What needs to be done
Setting aside any pictures, reproduce the data exactly.

[Component data from apps and pages]

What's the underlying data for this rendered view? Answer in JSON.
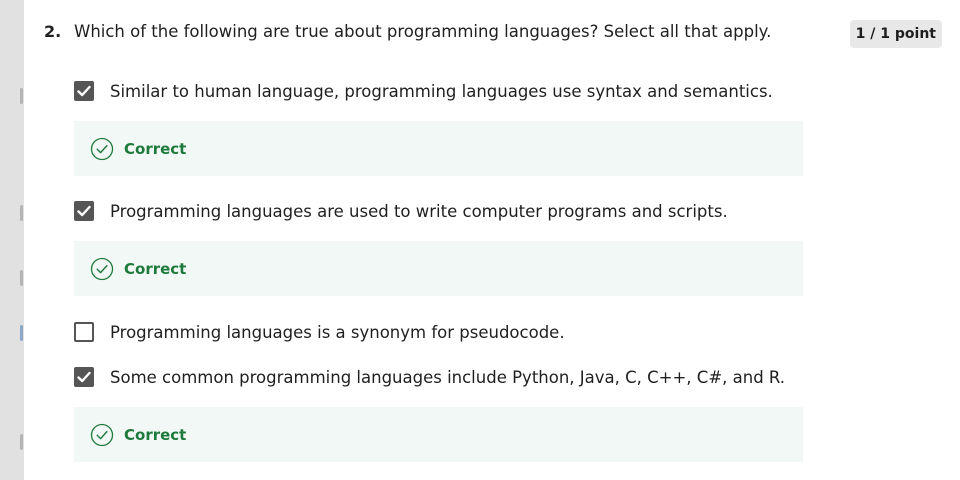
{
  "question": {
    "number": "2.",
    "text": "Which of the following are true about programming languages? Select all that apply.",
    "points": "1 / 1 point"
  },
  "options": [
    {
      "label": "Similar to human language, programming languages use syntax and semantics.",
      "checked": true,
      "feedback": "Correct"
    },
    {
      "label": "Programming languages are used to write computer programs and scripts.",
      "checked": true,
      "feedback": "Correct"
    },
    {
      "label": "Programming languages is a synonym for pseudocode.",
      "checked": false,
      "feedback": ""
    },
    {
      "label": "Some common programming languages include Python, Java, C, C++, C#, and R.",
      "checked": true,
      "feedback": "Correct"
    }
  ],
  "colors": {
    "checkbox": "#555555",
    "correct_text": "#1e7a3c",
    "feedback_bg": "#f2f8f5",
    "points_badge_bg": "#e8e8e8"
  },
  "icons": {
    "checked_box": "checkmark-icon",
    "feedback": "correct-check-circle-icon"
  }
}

Reply
What's the underlying data for this rendered view? Answer in JSON.
{
  "question": {
    "number": "2.",
    "text": "Which of the following are true about programming languages? Select all that apply.",
    "points": "1 / 1 point"
  },
  "options": [
    {
      "label": "Similar to human language, programming languages use syntax and semantics.",
      "checked": true,
      "feedback": "Correct"
    },
    {
      "label": "Programming languages are used to write computer programs and scripts.",
      "checked": true,
      "feedback": "Correct"
    },
    {
      "label": "Programming languages is a synonym for pseudocode.",
      "checked": false,
      "feedback": ""
    },
    {
      "label": "Some common programming languages include Python, Java, C, C++, C#, and R.",
      "checked": true,
      "feedback": "Correct"
    }
  ],
  "colors": {
    "checkbox": "#555555",
    "correct_text": "#1e7a3c",
    "feedback_bg": "#f2f8f5",
    "points_badge_bg": "#e8e8e8"
  },
  "icons": {
    "checked_box": "checkmark-icon",
    "feedback": "correct-check-circle-icon"
  }
}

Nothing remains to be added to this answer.